REVIEW: The Great Escape
I’m not sure we’ll get every story of heroism, bravery, and ingenuity that made World War II so endlessly fascinating, but by now we seem to have gotten the best of them. The war had a scope involving millions of people on a global scale never seen before so the stories of the atrocities and acts of mercy continue to be uncovered and justly celebrated. And yet, one of the most enduring tales was not about a battle. Instead, the true story of the massive escape from Germany’s Stalag Luft III demonstrates a never-say-die attitude that demoralized the enemy. Thinking themselves clever, the Nazis collected their most troublesome prisoners and placed them in one facility, thinking they would be able to keep a better eye on them. They were all officers and treated a such, with the expectation that they would not cause trouble.

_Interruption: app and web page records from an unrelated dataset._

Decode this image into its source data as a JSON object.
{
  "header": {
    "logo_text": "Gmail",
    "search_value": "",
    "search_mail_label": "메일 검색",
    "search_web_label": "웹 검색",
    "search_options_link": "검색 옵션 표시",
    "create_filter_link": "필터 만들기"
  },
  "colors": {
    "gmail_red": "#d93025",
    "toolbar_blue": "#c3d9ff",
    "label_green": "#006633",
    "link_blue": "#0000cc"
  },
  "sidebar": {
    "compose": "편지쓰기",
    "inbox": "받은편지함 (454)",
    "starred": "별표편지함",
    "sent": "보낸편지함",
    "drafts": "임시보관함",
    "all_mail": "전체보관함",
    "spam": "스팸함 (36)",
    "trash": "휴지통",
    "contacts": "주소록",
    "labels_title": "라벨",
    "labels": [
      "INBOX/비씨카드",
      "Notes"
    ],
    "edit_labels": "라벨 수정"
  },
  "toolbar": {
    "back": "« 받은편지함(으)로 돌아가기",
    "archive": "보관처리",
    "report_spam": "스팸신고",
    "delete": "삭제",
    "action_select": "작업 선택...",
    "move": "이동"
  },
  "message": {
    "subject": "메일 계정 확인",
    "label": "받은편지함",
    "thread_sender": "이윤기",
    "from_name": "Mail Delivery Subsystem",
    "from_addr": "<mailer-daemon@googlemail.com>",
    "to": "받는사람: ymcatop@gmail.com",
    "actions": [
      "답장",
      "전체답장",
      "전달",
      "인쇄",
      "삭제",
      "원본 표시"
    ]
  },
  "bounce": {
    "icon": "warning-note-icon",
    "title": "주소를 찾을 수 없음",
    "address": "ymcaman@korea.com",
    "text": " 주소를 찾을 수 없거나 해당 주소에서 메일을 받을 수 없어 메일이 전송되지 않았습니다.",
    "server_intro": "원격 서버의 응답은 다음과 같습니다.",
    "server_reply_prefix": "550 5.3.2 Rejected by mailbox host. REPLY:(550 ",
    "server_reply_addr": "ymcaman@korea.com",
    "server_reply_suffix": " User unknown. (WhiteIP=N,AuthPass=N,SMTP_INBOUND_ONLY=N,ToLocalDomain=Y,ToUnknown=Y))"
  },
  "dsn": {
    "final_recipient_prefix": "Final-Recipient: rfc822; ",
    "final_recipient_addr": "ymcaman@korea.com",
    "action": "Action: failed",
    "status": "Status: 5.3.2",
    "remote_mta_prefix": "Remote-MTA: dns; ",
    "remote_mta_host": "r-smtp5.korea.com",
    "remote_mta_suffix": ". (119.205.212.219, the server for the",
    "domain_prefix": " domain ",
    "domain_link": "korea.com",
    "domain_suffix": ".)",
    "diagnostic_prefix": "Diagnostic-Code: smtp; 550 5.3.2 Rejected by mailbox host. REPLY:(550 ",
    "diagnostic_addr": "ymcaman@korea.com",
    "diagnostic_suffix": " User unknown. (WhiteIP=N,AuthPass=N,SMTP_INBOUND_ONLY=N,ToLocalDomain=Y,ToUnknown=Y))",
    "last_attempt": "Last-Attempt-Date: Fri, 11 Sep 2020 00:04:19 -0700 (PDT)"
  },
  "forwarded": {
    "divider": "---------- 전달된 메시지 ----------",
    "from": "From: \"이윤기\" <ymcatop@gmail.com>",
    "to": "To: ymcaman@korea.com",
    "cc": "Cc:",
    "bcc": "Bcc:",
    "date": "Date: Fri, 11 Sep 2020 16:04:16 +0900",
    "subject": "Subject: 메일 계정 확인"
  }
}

What the Germans forgot was that a prisoner’s first job was to escape and that’s exactly what these disciplined, highly-trained and clever men managed to do. It was an international effort that saw them survey and engineer three tunnels (cheekily nicknamed Tom, Dick, and Harry) that would allow 250 soldiers flee captivity. Paul Brickhill who was there, immortalized the effort in his 1950 nonfiction account The Great Escape.
It was a story ripe for Hollywood but studio after studio turned it down until finally John Sturges finally convinced United Artists to finance the production. Sturges both produced and directed from a screenplay credited to James Clavell, W.F. Burnett, and Walter Newman. Compromises had to be mader to make it palatable to Hollywood and its audiences. The American POWs who helped dig the tunnels were relocated seven months before the escape so reality was twisted to keep the yanks on hand. Additionally, characters became composites of real people, so it had the look and feel of what happened without the exact details.
The film is headlined by Steve McQueen, looming large in the marketing but small in the grand scheme of things, James Garner, Richard Attenborough, James Donald, Charles Bronson, Donald Pleasance, James Coburn, and David McCallum. (McCallum at the time was married to future Star Trek guest star Jill Ireland, who fell in love with Bronson during the shoot.) The Stalag was reconstructed with frightening attention to detail in Bavaria and the film benefitted from a fine Elmer Bernstein score. Technical advisor Wally Floody, a former prisoner at the dreaded place, was stunned at how real it felt.
A movie about digging tunnels for much of its 172 minutes might sound dull, but Sturges kept thigns interesting by showing how the men forged bonds and overcame fear and adversity. None of the characters were especially deep but all were idiosyncratic enough to remain interesting. Some action pieces, such as the iconic motorcycle, were added. When released in 1963, it was a surprise hit and has showed enduring staying power, referenced in countless pop culture sources and is credited as an inspiration for the questionable sitcom Hogan’s Heroes.
Now 50 years old, the film remains entertaining viewing and 20th Century Home Entertainment has just released it on Blu-ray for the first time. Unfortunately, they did not use the occasion to remaster the film; merely transfer it from the 2004 two-disc release. As a result, it looks fine but should look better.
The film was great fun and serious drama but it won no awards except from the men who were there, who later told Sturges what a fine job he did. Those anecdotes, recorded in 1974, survive on one of the many commentary tracks that were also ported over from the last release. Coupled with the fine lossless DTS-HD MA 5.1 audio, it is satisfactory but not what the movie and today’s viewers deserve.
The bonus features from the 2004 release are here with the exception of the trivia track and the photo gallery. But we do get:
Commentary with Director John Sturges, Cast and Crew, as Steven Jay Rubin, author of Combat Films: American Realism, 1945-1970, stitches together a series of interviews into this track. He managed to speak with Sturges in 1974 and later Coburn, Garner, McCallum, Pleasance, Jud Taylor, Sturges’ former assistant Robert Relyea, stuntman Bud Ekins, art director Fernando Carrere, and McQueen’s one-time manager Hilly Elkins.
The Great Escape: Bringing Fact to Fiction (12:21) which originally ran on History Channel, narrated by Burt Reynolds.
The Great Escape: The Flight to Freedom (9:22): Another History Channel featurette compares the reality versus the Hollywood version of events.
The Great Escape: A Standing Ovation (5:58): Another History Channel featurette examining the 1963 reaction by POWs to the film.
The Great Escape: The Untold Story (50:47): Made for British audiences, this used a mix of interviews and re-enactments.
The Great Escape: The Untold Story—Additional Interviews (9:35).
The Real Virgil Hilts: A Man Called Jones (25:01): American Army pilot David Jones, who participated in the famed Doolittle Raid, was the template for McQueen’s character and gets a nice profile here.
Return to The Great Escape (24:09): Rubin directed this 1993 Showtime entry with Garner, Pleasance and Coburn, reminiscing.
Original Theatrical Trailer (2:42)